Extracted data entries
-- -- --

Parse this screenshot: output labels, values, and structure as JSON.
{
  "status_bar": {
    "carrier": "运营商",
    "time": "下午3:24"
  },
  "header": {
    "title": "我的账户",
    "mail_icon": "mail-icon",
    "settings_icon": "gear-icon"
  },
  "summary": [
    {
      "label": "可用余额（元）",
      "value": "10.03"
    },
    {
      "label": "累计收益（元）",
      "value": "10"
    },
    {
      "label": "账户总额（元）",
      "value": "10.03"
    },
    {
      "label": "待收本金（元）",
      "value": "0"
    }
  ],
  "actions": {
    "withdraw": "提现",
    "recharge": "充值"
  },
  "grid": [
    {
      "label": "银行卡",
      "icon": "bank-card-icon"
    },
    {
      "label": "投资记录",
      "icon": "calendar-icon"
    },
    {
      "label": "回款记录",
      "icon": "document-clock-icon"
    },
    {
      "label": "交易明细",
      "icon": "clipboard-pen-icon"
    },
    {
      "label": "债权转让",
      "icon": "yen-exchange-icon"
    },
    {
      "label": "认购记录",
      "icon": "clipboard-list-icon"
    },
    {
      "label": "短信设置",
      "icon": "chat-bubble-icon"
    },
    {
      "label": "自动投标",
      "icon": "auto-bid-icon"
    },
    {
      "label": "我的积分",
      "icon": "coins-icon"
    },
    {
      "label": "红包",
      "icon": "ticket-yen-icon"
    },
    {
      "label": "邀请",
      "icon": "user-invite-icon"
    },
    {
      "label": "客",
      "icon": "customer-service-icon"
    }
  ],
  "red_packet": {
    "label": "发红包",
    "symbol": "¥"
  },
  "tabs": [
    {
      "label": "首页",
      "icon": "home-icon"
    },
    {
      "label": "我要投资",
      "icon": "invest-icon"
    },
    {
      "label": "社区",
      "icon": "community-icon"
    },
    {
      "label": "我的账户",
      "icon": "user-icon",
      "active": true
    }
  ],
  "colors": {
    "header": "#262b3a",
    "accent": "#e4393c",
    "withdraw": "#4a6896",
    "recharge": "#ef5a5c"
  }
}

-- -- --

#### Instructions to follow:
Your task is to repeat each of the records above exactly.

#### Response for this exercise:
Parse this screenshot: output labels, values, and structure as JSON.
{
  "status_bar": {
    "carrier": "运营商",
    "time": "下午3:24"
  },
  "header": {
    "title": "我的账户",
    "mail_icon": "mail-icon",
    "settings_icon": "gear-icon"
  },
  "summary": [
    {
      "label": "可用余额（元）",
      "value": "10.03"
    },
    {
      "label": "累计收益（元）",
      "value": "10"
    },
    {
      "label": "账户总额（元）",
      "value": "10.03"
    },
    {
      "label": "待收本金（元）",
      "value": "0"
    }
  ],
  "actions": {
    "withdraw": "提现",
    "recharge": "充值"
  },
  "grid": [
    {
      "label": "银行卡",
      "icon": "bank-card-icon"
    },
    {
      "label": "投资记录",
      "icon": "calendar-icon"
    },
    {
      "label": "回款记录",
      "icon": "document-clock-icon"
    },
    {
      "label": "交易明细",
      "icon": "clipboard-pen-icon"
    },
    {
      "label": "债权转让",
      "icon": "yen-exchange-icon"
    },
    {
      "label": "认购记录",
      "icon": "clipboard-list-icon"
    },
    {
      "label": "短信设置",
      "icon": "chat-bubble-icon"
    },
    {
      "label": "自动投标",
      "icon": "auto-bid-icon"
    },
    {
      "label": "我的积分",
      "icon": "coins-icon"
    },
    {
      "label": "红包",
      "icon": "ticket-yen-icon"
    },
    {
      "label": "邀请",
      "icon": "user-invite-icon"
    },
    {
      "label": "客",
      "icon": "customer-service-icon"
    }
  ],
  "red_packet": {
    "label": "发红包",
    "symbol": "¥"
  },
  "tabs": [
    {
      "label": "首页",
      "icon": "home-icon"
    },
    {
      "label": "我要投资",
      "icon": "invest-icon"
    },
    {
      "label": "社区",
      "icon": "community-icon"
    },
    {
      "label": "我的账户",
      "icon": "user-icon",
      "active": true
    }
  ],
  "colors": {
    "header": "#262b3a",
    "accent": "#e4393c",
    "withdraw": "#4a6896",
    "recharge": "#ef5a5c"
  }
}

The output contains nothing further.